Promising start to season for local farmers

LAST week local farmers got what they had been waiting and praying for – a decent opening rain.

No doubt many farming families were on edge after last year, when they had to wait until July for a downpour significant enough to start their seeding programs while in some areas of Eyre Peninsula there were farmers who chose not to sow crops at all in 2017.

A dry and mild Anzac Day – renowned for wet weather in past years – would not have eased concerns about when the season might break but there was not long to wait.

Last year Port Lincoln received 13.6 millimetres total rainfall for May and this year received that in a day, on May 3.

It is the same situation in many other centres including Cummins and Elliston where the opening rain on May 3 was almost double the total recorded rainfall for the entire month last year – 22.6mm and 26.6mm respectively. 

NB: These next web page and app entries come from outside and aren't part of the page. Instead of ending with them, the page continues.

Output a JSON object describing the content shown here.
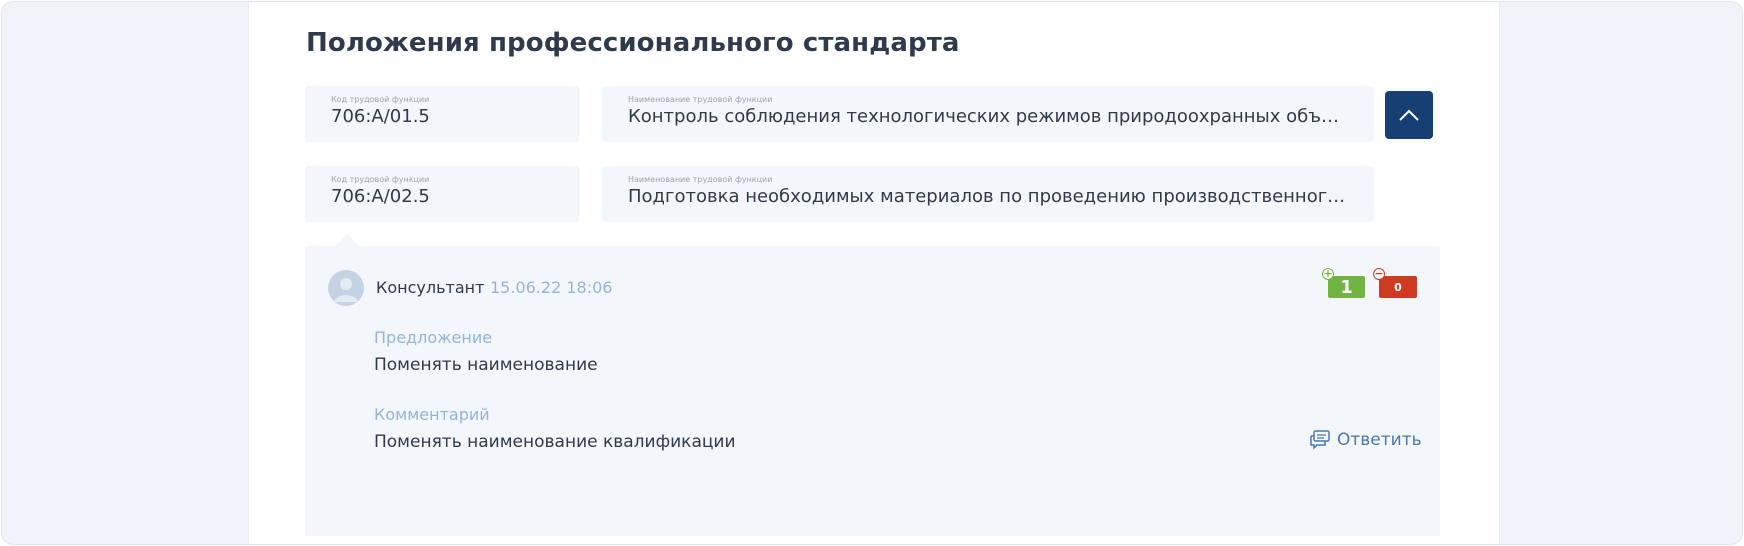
{
  "section": {
    "title": "Положения профессионального стандарта"
  },
  "functions": [
    {
      "code_label": "Код трудовой функции",
      "code": "706:A/01.5",
      "name_label": "Наименование трудовой функции",
      "name": "Контроль соблюдения технологических режимов природоохранных объектов организации"
    },
    {
      "code_label": "Код трудовой функции",
      "code": "706:A/02.5",
      "name_label": "Наименование трудовой функции",
      "name": "Подготовка необходимых материалов по проведению производственного экологического контроля"
    }
  ],
  "comment": {
    "author": "Консультант",
    "datetime": "15.06.22 18:06",
    "votes_up": "1",
    "votes_up_sign": "+",
    "votes_down": "0",
    "votes_down_sign": "−",
    "proposal_label": "Предложение",
    "proposal_text": "Поменять наименование",
    "comment_label": "Комментарий",
    "comment_text": "Поменять наименование квалификации",
    "reply_label": "Ответить"
  },
  "colors": {
    "accent": "#163f73",
    "vote_up": "#72b443",
    "vote_down": "#cf3a22",
    "muted_blue": "#93b5dc"
  },
  "icons": {
    "collapse": "chevron-up-icon",
    "avatar": "user-avatar-icon",
    "reply": "chat-bubbles-icon"
  }
}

Last year Cummins received just 14.8mm and Elliston 16.2mm for the whole month of May.

While nothing is certain when it comes to mother nature, it is good to see the season off to a good start and hopefully it continues.

Eyre Peninsula residents know all too well the prosperity of regional and rural communities is linked to what kind of season the region’s farmers are having.

Port Lincoln businesses are well aware a good or bad season will have a corresponding impact on general spending.

Belts tend to tighten across the board if grain prices are low or rain falls at the wrong time or not at all.

It is not all about how much the agriculture industry boosts the local economy though.

More rain means less stress for farming families, at least for the time being, which is something everyone can be thankful for.

In today’s story on page three, local agronomist Denis Pedler said with the opening rains and a recent increase in the price of wheat things were looking up for the season ahead. 

The decent rains have probably also caused those with rain water tanks a bit of excitement.

Hopefully the rain last week has topped up any tanks that were starting to feel the pinch of the warm start to autumn.

While the pressure is off for now it will not be long and everyone will be looking skyward again for those much-needed follow-up rains.